Follow us on Twitter @dailytrojan On Tuesday, the Annenberg School for Communication and Journalism hosted a forum led by this year’s Innovator-in-Residence, Aaron Koblin, an artist and designer specializing in data and digital technologies and the current leader of the Data Arts Team in Google’s Creative Lab.Koblin was chosen to be this year’s Innovator-in-Residence by the research council of the Innovation Lab, a group of 14 professors from five schools at USC. As the Innovator-in-Residence, Koblin will give several public talks, co-teach classes, hold seminars with both researchers and students and have the Annenberg Innovation Lab focus its future research efforts.“It’s refreshing and invigorating to come back to an academic environment and see what the students are working on,” Koblin said. “This is a nice opportunity to self-reflect and get different perspectives on things I’ve worked on from both faculty and students.”Koblin’s work specifically takes real world and community-generated data and uses it to study and reflect on cultural trends and the changing relationship between humans and man-made systems.“It was really interesting to learn about the intersections of communication and technology, and how crowd-sourcing is changing,” said David Tobia, a junior majoring in print and digital journalism.During the seminar on Tuesday, Koblin presented various examples of his past real-world studies over the last several years, notably his collaborative drawing projects such as “The Sheep Market” and “Ten Thousand Cents” — both of which utilized the community, available technology and, in the end, human nature.Koblin stressed that technology can enhance our humanity if used properly.“I thought it was very interesting how a large part of all of his projects involved getting the community involved in a simple task, and then using his results to form a bigger picture [about the community],” said Runbo Chen, a first year graduate student studying public relations.Koblin’s work is part of the permanent collection of the Museum of Modern Art in New York, the Victoria & Albert Museum in London and the Centre Pompidou in Paris.

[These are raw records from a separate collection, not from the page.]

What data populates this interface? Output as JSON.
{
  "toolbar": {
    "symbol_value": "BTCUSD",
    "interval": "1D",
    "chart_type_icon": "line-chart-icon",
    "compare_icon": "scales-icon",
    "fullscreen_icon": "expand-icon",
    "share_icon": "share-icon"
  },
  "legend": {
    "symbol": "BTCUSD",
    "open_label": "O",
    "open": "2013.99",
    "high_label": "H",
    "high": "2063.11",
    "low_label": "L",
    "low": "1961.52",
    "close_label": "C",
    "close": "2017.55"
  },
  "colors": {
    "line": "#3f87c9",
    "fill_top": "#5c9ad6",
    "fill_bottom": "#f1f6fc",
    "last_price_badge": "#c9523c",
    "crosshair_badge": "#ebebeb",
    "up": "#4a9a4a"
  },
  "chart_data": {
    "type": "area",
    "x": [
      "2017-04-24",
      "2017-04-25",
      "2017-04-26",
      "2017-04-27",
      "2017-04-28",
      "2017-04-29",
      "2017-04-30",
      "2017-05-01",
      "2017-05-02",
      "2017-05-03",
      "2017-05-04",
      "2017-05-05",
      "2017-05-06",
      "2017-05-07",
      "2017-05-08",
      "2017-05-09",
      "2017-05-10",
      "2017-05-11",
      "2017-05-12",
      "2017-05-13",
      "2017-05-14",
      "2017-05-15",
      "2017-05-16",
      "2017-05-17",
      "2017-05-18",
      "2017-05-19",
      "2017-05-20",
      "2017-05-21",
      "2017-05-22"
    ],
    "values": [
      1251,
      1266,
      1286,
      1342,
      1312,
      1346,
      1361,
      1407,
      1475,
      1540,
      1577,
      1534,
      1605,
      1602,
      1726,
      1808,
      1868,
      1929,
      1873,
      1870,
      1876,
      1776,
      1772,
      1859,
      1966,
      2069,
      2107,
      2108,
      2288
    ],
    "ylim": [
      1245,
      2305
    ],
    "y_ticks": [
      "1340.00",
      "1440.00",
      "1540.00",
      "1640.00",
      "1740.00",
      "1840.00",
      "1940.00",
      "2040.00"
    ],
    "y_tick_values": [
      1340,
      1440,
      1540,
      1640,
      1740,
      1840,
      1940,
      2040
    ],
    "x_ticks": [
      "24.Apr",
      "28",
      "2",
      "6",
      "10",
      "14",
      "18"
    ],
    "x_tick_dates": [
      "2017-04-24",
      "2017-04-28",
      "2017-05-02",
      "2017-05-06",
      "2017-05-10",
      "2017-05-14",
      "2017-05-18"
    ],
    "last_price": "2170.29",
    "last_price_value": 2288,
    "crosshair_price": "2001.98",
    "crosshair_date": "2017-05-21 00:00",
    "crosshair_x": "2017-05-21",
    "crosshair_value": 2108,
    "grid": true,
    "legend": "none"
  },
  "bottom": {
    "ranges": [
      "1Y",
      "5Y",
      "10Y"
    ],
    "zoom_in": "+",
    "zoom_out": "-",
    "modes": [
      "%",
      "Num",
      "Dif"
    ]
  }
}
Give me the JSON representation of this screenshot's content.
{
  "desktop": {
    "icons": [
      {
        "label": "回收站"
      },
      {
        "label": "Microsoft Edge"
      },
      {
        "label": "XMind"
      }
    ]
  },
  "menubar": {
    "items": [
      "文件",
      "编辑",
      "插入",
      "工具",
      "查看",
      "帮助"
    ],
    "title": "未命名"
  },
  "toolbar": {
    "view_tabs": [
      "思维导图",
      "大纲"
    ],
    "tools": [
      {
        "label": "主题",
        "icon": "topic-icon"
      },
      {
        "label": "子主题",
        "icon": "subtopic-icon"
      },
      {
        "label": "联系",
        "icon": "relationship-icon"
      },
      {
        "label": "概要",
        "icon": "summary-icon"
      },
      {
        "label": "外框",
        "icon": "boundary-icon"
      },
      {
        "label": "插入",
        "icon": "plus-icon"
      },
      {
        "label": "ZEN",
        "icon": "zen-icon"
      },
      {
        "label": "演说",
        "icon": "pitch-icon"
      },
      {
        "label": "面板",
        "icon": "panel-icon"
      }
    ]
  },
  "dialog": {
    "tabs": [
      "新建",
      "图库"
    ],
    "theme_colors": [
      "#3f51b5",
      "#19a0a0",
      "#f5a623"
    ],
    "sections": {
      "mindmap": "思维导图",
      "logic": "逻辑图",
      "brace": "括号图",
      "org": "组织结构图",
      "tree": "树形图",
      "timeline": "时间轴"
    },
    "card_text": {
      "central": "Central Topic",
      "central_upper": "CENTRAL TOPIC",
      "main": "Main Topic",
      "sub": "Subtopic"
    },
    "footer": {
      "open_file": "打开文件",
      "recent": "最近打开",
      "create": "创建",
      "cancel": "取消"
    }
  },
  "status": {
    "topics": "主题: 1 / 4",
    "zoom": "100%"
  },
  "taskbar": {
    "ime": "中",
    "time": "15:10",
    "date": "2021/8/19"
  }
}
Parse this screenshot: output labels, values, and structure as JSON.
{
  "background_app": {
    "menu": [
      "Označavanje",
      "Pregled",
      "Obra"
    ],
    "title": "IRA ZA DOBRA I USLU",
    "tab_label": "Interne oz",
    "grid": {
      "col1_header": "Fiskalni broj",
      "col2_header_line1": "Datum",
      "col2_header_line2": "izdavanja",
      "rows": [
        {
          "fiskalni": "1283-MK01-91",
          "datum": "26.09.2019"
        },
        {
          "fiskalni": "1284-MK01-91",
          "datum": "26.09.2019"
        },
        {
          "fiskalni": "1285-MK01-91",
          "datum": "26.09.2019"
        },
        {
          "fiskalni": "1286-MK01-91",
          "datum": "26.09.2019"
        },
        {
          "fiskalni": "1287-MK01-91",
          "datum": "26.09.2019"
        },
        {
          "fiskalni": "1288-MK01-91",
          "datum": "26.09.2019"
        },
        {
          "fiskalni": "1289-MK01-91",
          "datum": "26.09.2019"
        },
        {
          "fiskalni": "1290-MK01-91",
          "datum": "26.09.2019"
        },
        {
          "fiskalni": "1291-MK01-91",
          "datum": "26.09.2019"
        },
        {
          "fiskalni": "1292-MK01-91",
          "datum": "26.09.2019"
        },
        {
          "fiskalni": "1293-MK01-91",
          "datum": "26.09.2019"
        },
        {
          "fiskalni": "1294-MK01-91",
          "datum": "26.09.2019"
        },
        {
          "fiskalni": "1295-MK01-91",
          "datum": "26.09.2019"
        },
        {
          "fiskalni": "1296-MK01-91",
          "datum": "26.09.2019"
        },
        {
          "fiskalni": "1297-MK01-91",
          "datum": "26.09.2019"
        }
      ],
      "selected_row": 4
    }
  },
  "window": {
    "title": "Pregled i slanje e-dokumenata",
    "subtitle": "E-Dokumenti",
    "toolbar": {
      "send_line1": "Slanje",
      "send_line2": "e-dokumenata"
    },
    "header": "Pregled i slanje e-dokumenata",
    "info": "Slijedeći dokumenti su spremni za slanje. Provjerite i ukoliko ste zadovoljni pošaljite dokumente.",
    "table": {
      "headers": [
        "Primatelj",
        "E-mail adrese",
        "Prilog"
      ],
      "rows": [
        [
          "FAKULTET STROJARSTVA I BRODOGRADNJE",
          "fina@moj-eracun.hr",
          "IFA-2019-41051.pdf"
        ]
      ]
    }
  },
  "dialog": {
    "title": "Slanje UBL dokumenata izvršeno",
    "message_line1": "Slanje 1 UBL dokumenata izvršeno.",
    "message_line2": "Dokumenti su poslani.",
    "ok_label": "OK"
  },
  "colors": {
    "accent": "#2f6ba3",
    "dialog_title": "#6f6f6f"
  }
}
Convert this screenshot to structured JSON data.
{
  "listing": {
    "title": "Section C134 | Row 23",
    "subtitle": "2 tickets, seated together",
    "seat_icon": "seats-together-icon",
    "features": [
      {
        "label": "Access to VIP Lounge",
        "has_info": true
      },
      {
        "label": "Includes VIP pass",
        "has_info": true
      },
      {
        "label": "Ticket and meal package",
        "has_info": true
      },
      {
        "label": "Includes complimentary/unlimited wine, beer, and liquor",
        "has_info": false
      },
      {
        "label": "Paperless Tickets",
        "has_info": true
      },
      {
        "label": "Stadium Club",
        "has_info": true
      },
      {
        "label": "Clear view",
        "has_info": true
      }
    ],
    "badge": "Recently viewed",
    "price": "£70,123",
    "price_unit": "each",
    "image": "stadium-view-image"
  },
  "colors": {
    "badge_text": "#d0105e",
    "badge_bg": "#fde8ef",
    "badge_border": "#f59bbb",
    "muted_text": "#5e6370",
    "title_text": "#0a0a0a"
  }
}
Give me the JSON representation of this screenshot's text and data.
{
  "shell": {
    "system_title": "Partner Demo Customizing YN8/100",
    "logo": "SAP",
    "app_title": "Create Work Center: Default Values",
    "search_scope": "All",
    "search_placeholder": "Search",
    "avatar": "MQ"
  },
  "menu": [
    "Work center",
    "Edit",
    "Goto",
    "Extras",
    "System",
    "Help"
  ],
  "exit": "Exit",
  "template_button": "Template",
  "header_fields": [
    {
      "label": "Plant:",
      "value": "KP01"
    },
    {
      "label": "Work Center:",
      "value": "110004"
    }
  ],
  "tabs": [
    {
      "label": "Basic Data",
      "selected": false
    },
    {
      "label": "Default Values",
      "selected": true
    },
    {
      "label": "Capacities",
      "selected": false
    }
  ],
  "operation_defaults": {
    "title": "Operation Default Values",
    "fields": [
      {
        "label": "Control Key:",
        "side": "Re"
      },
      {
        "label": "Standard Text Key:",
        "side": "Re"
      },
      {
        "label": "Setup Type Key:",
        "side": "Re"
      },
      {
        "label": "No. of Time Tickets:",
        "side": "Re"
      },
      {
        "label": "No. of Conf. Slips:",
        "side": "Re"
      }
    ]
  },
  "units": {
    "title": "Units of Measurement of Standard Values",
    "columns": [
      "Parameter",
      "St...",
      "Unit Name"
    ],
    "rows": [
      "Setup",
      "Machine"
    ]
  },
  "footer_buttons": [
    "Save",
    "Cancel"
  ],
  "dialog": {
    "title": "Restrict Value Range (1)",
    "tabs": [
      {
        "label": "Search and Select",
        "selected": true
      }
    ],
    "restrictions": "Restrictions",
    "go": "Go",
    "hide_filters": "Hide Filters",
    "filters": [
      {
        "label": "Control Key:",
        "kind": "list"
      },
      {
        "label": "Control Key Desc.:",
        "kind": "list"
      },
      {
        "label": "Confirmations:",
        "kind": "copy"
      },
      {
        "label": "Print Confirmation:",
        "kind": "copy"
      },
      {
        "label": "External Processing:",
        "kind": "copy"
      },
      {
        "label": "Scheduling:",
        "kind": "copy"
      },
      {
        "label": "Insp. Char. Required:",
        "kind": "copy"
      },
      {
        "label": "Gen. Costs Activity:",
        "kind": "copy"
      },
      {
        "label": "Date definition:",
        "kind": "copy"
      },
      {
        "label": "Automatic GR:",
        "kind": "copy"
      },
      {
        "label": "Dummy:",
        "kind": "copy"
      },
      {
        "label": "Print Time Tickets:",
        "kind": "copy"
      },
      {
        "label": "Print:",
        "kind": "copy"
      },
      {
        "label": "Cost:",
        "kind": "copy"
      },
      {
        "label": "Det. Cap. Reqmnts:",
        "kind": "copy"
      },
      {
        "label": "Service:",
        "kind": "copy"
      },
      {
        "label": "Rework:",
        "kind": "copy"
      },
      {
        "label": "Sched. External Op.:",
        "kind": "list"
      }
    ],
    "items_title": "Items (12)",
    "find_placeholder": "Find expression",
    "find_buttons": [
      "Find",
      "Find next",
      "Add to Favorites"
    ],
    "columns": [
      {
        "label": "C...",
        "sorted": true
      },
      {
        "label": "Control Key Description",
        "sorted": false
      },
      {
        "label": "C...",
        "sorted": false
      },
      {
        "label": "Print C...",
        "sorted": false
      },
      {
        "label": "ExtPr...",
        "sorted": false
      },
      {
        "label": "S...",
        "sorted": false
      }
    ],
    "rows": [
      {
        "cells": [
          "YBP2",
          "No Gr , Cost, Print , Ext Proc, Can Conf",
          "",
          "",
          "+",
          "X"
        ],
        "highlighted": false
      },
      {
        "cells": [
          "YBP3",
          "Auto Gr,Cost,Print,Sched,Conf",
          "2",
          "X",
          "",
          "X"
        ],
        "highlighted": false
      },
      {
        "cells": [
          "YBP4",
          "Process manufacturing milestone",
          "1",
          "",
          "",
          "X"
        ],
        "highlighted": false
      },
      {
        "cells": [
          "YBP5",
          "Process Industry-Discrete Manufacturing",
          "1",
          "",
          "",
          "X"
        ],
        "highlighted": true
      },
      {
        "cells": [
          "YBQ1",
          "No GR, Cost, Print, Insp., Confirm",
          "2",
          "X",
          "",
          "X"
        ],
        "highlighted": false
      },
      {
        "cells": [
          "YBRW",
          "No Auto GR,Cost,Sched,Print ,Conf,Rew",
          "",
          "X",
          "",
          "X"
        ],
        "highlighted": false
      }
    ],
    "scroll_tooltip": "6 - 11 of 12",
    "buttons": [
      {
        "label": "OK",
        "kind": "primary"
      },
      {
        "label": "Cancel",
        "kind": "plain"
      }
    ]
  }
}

His projects have been shown at international festivals including TED and Ars Electronica. Koblin also received the National Science Foundation’s first place award for science visualization, and two of his music video collaborations have been Grammy nominated.Koblin is no stranger to working at a university. In 2010, he was the Abramowitz Artist-in-Residence at MIT. He hopes to use his position to help both students and faculty.“Through the observations I’ve made while building my projects and throughout my career, I hopefully will be able to help people in their own career and project pursuits,” Koblin said. “I think it’s important for the discussion to be a true dialogue so that I can connect with the faculty and the students and hear what they have to say as well.”Many students said they enjoyed the way Koblin incorporated both technology and art into his talk.“The presentation was really cool, and Aaron is very talented at what he does,” said Jiangwen Hui, a first year graduate student studying public relations. “I really enjoyed the motion pictures, and how he was able to convert various still images into a moving presentation.”For every motion picture part of the presentation, Koblin also had a point to make about culture.“It was very interesting how he was able to make art from data, and to talk about culture and human nature in terms of technology and art,” said Shrota Sharma, a graduate student in planning.Koblin received his master of fine arts in design and media arts from UCLA. When asked about how he felt contributing to his crosstown rival’s communication program, Koblin laughed, admitting that he had never been very interested in the rivalry.“Truthfully, I never really subscribed too much to [the rivalry]. However, I do believe that all collaboration is key to advancement,” Koblin said. “The best creativity is often a result of two different perspectives and experiences coming together and working out — even if they started in different places.”